DIRECTIONS →
If a line below contains "объекта", add it to your tally, then answer with the tally alone.

MATERIALS PROVIDED →
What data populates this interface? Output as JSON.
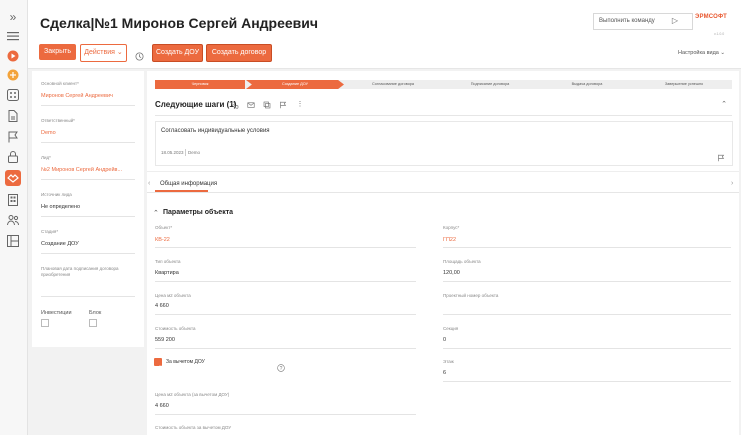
{
  "header": {
    "title": "Сделка|№1 Миронов Сергей Андреевич",
    "command_placeholder": "Выполнить команду",
    "logo": "ЭРМСОФТ",
    "version": "v.1.0.0",
    "view_settings": "Настройка вида ⌄"
  },
  "toolbar": {
    "close": "Закрыть",
    "actions": "Действия ⌄",
    "create_ddu": "Создать ДОУ",
    "create_contract": "Создать договор"
  },
  "left_panel": {
    "fields": [
      {
        "label": "Основной клиент*",
        "value": "Миронов Сергей Андреевич"
      },
      {
        "label": "Ответственный*",
        "value": "Demo"
      },
      {
        "label": "Лид*",
        "value": "№2 Миронов Сергей Андрейв..."
      },
      {
        "label": "Источник лида",
        "value": "Не определено"
      },
      {
        "label": "Стадия*",
        "value": "Создание ДОУ"
      },
      {
        "label": "Плановая дата подписания договора приобретения",
        "value": ""
      }
    ],
    "investments_label": "Инвестиции",
    "block_label": "Блок"
  },
  "stages": [
    {
      "label": "Черновик",
      "active": true
    },
    {
      "label": "Создание ДОУ",
      "active": true
    },
    {
      "label": "Согласование договора",
      "active": false
    },
    {
      "label": "Подписание договора",
      "active": false
    },
    {
      "label": "Выдача договора",
      "active": false
    },
    {
      "label": "Завершение успешно",
      "active": false
    }
  ],
  "next_steps": {
    "title": "Следующие шаги (1)",
    "task_text": "Согласовать индивидуальные условия",
    "task_date": "18.05.2023",
    "task_user": "Demo"
  },
  "tabs": {
    "general": "Общая информация"
  },
  "object_section": {
    "title": "Параметры объекта",
    "left": [
      {
        "label": "Объект*",
        "value": "КВ-22",
        "orange": true
      },
      {
        "label": "Тип объекта",
        "value": "Квартира",
        "orange": false
      },
      {
        "label": "Цена м2 объекта",
        "value": "4 660",
        "orange": false
      },
      {
        "label": "Стоимость объекта",
        "value": "559 200",
        "orange": false
      }
    ],
    "right": [
      {
        "label": "Корпус*",
        "value": "ГП22",
        "orange": true
      },
      {
        "label": "Площадь объекта",
        "value": "120,00",
        "orange": false
      },
      {
        "label": "Проектный номер объекта",
        "value": "",
        "orange": false
      },
      {
        "label": "Секция",
        "value": "0",
        "orange": false
      },
      {
        "label": "Этаж",
        "value": "6",
        "orange": false
      }
    ],
    "minus_ddu_label": "За вычетом ДОУ",
    "minus_ddu_checked": true,
    "price_minus_label": "Цена м2 объекта (за вычетом ДОУ)",
    "price_minus_value": "4 660",
    "cost_minus_label": "Стоимость объекта за вычетом ДОУ"
  }
}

RESPONSE TO THIS TASK →
8